Leki’s latest line of poles has a strap system that functions like a binding for your ski poles and gives you significantly more power and control, not to mention a slick, quick-release feature. The Trigger S grip system incorporates a low-profile, V-shaped “harness’’ that Velcros into place around your hand for a comfortably snug fit. A small rope loop on the strap between your thumb and forefinger slips over a plastic tab on the pole and clicks into place. When you need to remove your hand from the pole, push down on an easy-to-access release on top of the handle and the rope slips off the plastic tab. The harness remains strapped to your glove or mitten. The women’s-specific Flair S ($99) has a smaller, ergonomic grip and a 14mm aluminum shaft, and the Carbon 14S ($129) is a 14mm carbon fiber pole.

Boston Ski Market, 860 Commonwealth Ave., 617-731-6100,;, 716-683-1022

Ski by satellite
Satsports Multi-Sports GPS unit may knock your ski socks off. You can download a resort’s detailed trail map onto the unit for free. Then the $490 Satski GPS System will display your location on that map and help you navigate the slopes, even taking you from point A to point B while avoiding expert runs, for instance. At the same time, the unit records your skiing or snowboarding statistics for the day, including current, maximum, and average speed; overall and skied distance; and current altitude and overall vertical ascent and descent. If you get lost, just hit the “locate me’’ button, and at the end of the day, push the “replay’’ button to review the day’s routes. Downloads also include resort information such as restaurants, rental shops, ski schools, and emergency contacts. The best part: You don’t have to be an uber-techie to work the device. Off season, use the GPS unit while golfing, biking, hiking, or walking.

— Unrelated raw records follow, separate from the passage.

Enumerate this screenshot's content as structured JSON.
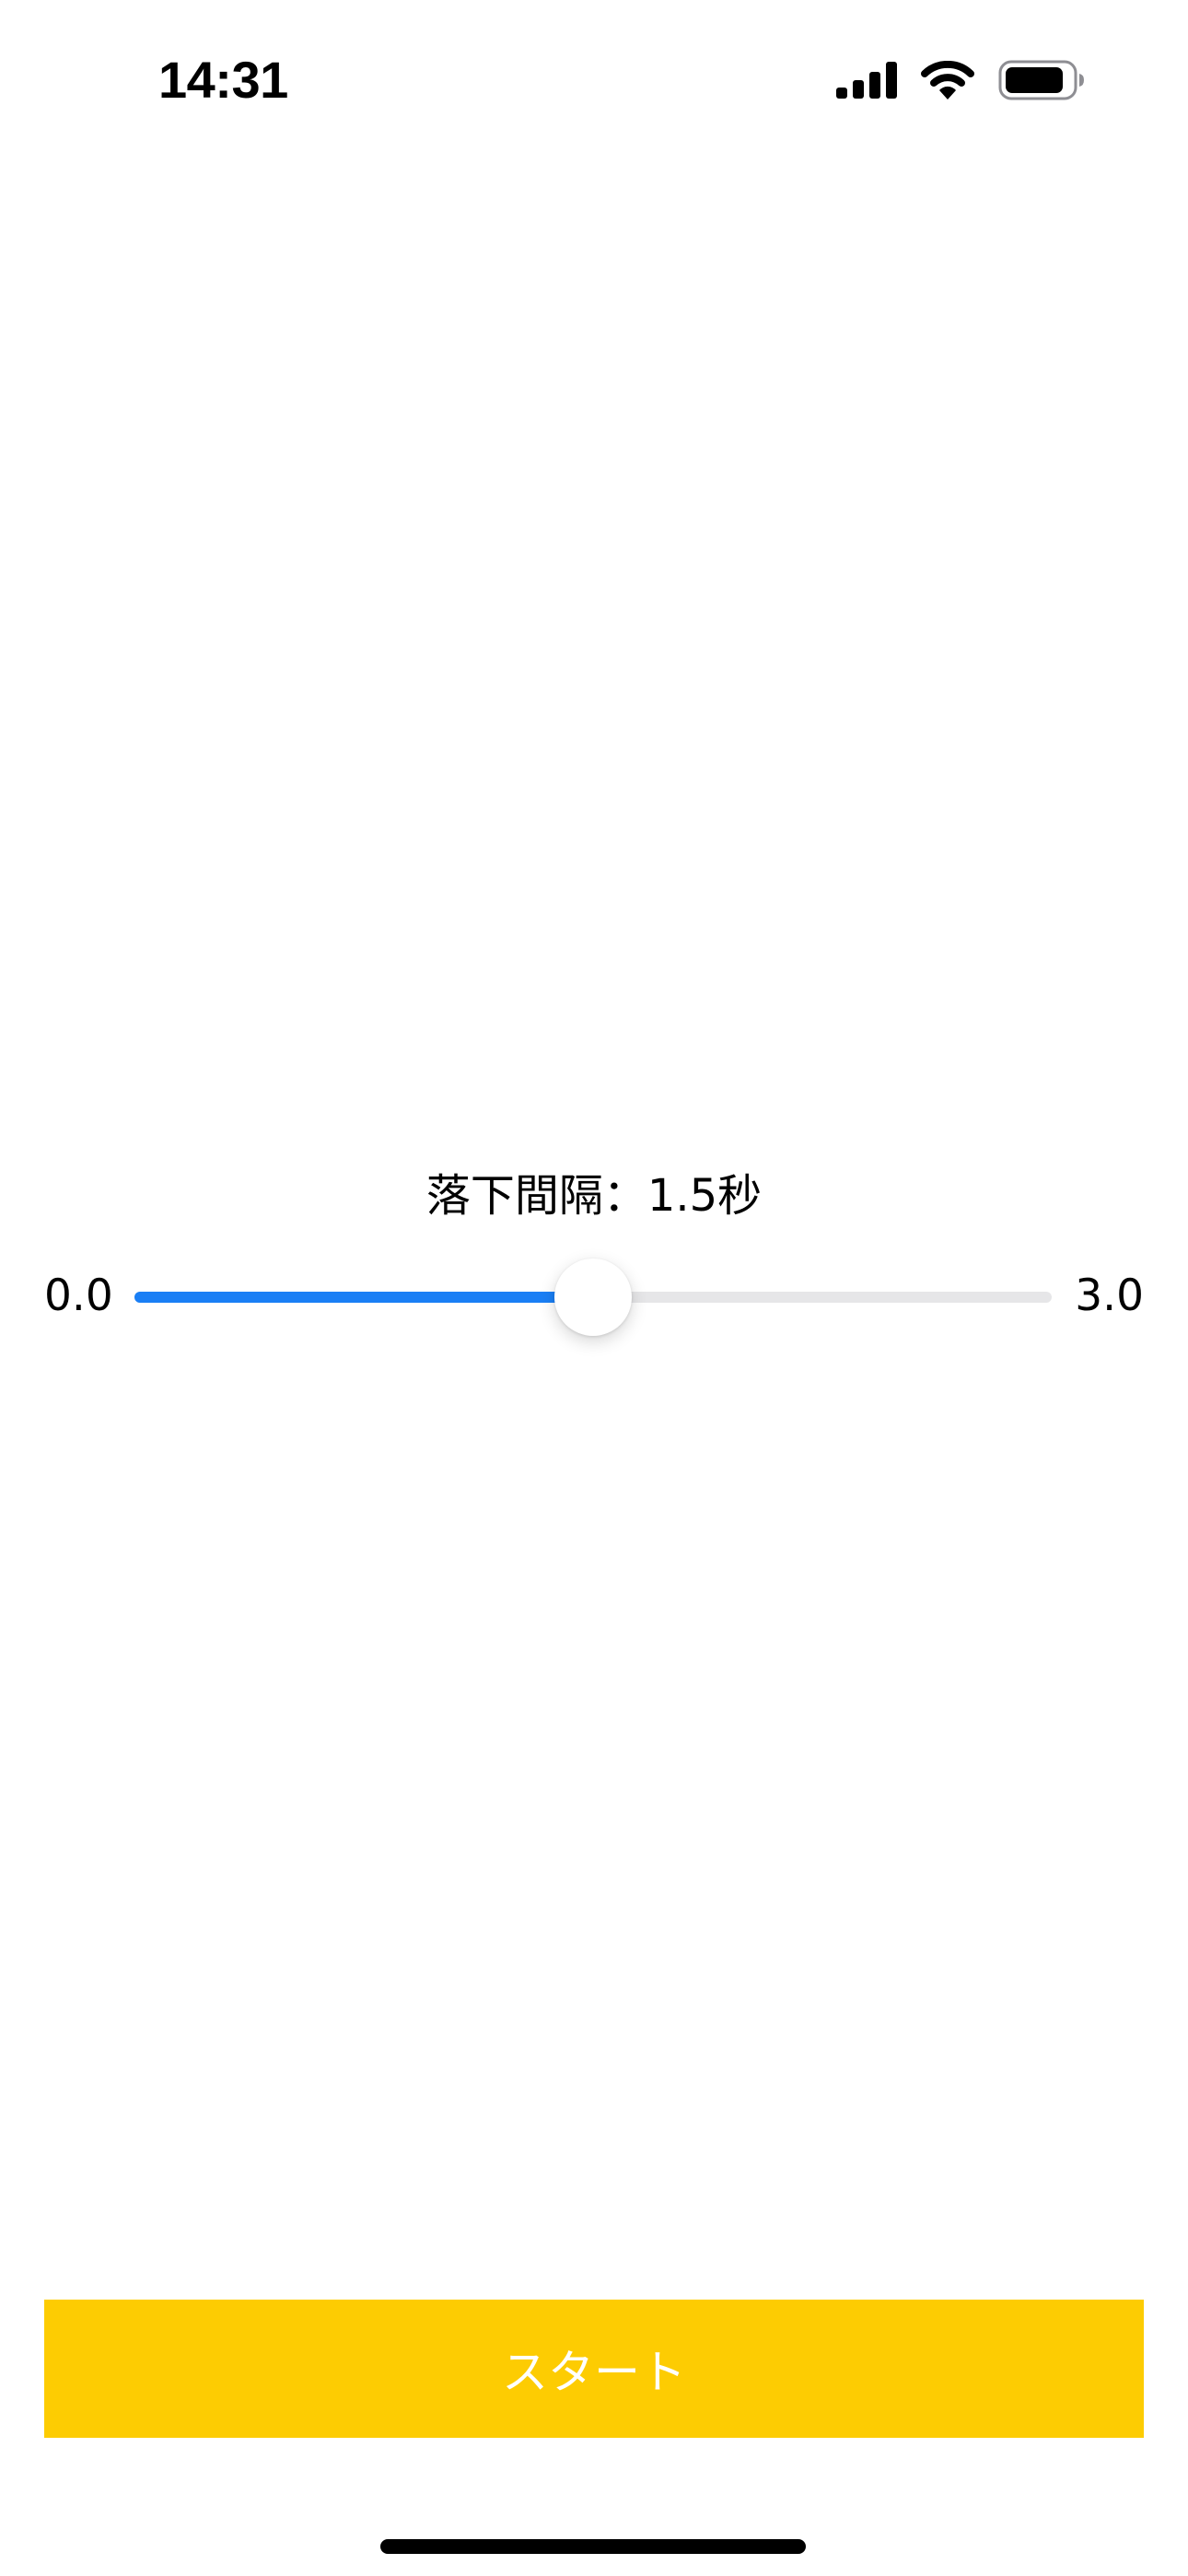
{
  "status_bar": {
    "time": "14:31",
    "icons": [
      "cellular-signal-icon",
      "wifi-icon",
      "battery-icon"
    ]
  },
  "slider": {
    "label": "落下間隔：1.5秒",
    "min_label": "0.0",
    "max_label": "3.0",
    "min": 0.0,
    "max": 3.0,
    "value": 1.5
  },
  "start_button": {
    "label": "スタート"
  },
  "colors": {
    "slider_fill": "#1a7ff5",
    "slider_track": "#e6e6e8",
    "start_button_bg": "#fdcc02",
    "start_button_text": "#ffffff"
  }
}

Twin-edged trickster
Dynastar’s new 6th Sense Superpipe can handle double the wear and tear when you’re landing big jumps or grinding rails, thanks to its double set of edges. Besides the traditional side edges, it has an additional set of metal edges on the bottom that run the length of the skis. These help spread your load, boost durability, and keep you from continually ripping out your skis’ side edges. The $399 Superpipe has a wood core and Spring Blade technology that lets you catch more air and hit a softer landing.

Strand’s Ski Shop, 1 West Boylston Drive, Worcester, 508-852-4333, strandsski; www.dynastar .com, 888-243-6722

A better board
Arbor’s fully redesigned Draft snowboard offers park riders a buttery feel and a looser touch. That means you can add more style to your tricks, but still nail your landings. This twin-tip, freestyle board has a reverse camber shape, added contact points in front of and behind your boots that help you hold an edge (that’s Arbor’s own Grip-Tech sidecut), and bronze edges that are softer and more forgiving when you’re grinding rails. It also comes with 14 mounting holes that let you widen your stance and remain more stable while spinning. This $395 board works best in the park, but can hold an edge on groomers and float in powder. Look for the women’s version next year. Like the rest of Arbor’s boards, the Draft’s wood core comes from sustainably produced poplar that has been certified by the Forest Stewardship Council.

Eastern Boarder, 254 Daniel Webster Highway, Nashua, N.H., 603-888-0722,;, 310-577-1120.

Less drip, more dry
The cone-shaped, plastic Glove Dryer, made by Rocket Dry in upstate New York, perches on top of radiators and floor vents or affixes to wall vents and baseboard heaters with the attached hook. Place mittens or gloves over the dryer and it spreads them open, allowing air to better circulate through the dryer’s open slits. Your gloves and mittens will dry significantly faster than if you placed them directly on a vent. At $9.99 per pair, the dryers make great stocking stuffers., 888-379-4568

Kari Bodnarchuk can be reached at